The doubling rate of COVID-19 infections in Cape Town is sending off alarm bells as active infections close in on the first-wave record set in July.
At the peak of COVID-19’s first wave in the Western Cape, there were 17,612 active infections on July 6 – that number now stands at 10,706, which is double the number it was two weeks ago. In fact, active cases were as low as 2,115 on 1 October.
The hardest hit part of Cape Town, Mitchell’s Plein, has seen its number of infections double to 500 in just 10 days, according to Western Cape government data, reported in by Times LIVE. In Philippi, which falls under the southern health subdistric, active infections grew from 525 to 1,076 in 12 days. The Klipfontein subdistrict, including Delft, Delft South, Gugulethu, Nyanga and Manenberg, also has a doubling rate of 12 days, and the doubling rate for Cape Town as a whole is 13 days. Mossel Bay, George, Knysna and Plettenberg Bay (the Garden Route) had 3,506 active infections on Thursday.
Active infections in the city of Cape Town, as a whole, now stand at 5,182 but it has taken three weeks for the hospitalisation rate to double.

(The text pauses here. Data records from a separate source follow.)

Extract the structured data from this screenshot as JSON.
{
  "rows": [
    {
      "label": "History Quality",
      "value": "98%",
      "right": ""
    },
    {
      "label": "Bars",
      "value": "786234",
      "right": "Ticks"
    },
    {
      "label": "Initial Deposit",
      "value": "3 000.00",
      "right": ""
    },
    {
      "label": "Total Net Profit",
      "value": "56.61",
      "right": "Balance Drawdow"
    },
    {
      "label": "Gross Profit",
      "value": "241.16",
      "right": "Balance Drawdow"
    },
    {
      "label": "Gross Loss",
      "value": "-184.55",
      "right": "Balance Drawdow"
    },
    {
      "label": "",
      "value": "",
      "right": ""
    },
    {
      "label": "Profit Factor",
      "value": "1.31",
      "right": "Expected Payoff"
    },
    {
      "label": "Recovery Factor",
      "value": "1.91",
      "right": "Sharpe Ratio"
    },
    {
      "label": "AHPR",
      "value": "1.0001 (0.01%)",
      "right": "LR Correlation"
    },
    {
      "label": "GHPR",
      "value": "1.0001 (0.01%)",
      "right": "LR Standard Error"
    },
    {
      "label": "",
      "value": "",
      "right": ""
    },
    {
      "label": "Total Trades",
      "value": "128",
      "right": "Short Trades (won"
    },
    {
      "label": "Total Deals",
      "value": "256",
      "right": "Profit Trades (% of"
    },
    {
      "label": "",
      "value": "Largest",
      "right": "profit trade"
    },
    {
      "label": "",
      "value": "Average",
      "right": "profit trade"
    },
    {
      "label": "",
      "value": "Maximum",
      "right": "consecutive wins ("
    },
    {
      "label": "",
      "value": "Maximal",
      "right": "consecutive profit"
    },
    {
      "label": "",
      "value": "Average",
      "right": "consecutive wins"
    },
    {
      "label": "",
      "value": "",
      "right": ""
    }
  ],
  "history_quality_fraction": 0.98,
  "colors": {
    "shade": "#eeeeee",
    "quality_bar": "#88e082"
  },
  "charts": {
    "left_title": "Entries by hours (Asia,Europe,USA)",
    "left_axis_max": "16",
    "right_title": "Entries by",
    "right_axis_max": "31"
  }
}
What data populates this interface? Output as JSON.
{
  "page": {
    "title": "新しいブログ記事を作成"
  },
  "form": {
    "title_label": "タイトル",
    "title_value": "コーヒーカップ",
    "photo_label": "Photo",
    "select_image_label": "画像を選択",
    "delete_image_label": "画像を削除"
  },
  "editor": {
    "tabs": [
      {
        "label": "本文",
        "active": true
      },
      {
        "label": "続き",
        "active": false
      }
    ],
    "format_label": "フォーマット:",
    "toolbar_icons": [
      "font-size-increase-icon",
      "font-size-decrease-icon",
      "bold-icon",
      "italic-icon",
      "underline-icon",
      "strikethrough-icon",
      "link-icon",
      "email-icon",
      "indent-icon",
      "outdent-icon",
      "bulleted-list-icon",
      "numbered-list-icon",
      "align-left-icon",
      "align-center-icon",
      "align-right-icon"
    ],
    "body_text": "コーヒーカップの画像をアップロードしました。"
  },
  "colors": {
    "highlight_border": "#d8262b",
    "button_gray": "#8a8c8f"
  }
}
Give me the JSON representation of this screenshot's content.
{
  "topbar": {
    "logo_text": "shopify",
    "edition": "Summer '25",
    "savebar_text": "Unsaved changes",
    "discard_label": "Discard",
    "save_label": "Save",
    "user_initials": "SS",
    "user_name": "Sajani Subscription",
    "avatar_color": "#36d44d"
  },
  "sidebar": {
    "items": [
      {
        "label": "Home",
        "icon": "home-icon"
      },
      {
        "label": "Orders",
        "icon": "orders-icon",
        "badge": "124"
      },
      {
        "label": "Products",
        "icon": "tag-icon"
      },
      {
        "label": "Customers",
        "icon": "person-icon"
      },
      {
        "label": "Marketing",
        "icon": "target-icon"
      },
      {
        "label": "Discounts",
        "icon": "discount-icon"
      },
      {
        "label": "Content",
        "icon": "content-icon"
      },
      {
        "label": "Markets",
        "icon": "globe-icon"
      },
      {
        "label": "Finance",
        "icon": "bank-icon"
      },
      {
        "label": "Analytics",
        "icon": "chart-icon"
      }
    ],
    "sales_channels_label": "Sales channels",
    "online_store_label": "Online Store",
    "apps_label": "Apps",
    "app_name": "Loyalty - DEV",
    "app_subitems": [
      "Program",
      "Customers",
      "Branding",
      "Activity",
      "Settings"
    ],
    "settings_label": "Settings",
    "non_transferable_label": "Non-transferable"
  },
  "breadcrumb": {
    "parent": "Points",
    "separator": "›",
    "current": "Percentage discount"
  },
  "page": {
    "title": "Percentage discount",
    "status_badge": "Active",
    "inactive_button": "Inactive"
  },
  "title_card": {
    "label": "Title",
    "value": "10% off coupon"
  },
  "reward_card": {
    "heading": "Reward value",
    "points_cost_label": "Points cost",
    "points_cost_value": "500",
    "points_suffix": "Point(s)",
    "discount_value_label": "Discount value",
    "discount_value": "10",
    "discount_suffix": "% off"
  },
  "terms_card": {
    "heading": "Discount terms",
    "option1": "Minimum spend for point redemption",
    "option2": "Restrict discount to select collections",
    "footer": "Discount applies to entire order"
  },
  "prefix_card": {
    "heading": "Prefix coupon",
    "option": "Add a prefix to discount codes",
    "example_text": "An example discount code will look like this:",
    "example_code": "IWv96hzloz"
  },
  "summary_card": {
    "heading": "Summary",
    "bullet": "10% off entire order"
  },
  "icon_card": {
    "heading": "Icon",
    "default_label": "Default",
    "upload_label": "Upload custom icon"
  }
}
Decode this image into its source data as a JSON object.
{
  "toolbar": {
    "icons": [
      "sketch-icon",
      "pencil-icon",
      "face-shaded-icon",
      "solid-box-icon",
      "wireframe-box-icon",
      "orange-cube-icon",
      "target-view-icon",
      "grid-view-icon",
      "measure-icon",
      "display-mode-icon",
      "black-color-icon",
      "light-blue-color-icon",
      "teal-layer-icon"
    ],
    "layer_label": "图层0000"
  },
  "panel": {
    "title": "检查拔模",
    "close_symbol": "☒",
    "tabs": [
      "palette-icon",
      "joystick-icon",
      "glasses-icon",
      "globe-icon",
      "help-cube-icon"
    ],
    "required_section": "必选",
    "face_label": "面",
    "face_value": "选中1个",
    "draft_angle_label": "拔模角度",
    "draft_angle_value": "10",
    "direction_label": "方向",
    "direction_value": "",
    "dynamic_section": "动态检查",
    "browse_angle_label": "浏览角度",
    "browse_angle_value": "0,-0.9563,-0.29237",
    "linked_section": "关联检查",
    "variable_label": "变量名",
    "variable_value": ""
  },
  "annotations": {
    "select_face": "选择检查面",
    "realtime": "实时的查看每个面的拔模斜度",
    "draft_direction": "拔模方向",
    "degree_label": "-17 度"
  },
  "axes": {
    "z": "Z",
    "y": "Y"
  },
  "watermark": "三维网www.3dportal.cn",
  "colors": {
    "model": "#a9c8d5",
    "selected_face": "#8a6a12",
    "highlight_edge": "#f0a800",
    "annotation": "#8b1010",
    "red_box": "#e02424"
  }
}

However, the rate of increase in infections is now matching the incline of the worst period of the first wave of COVID-19 infections in Cape Town and it has naturally become a cause for concern.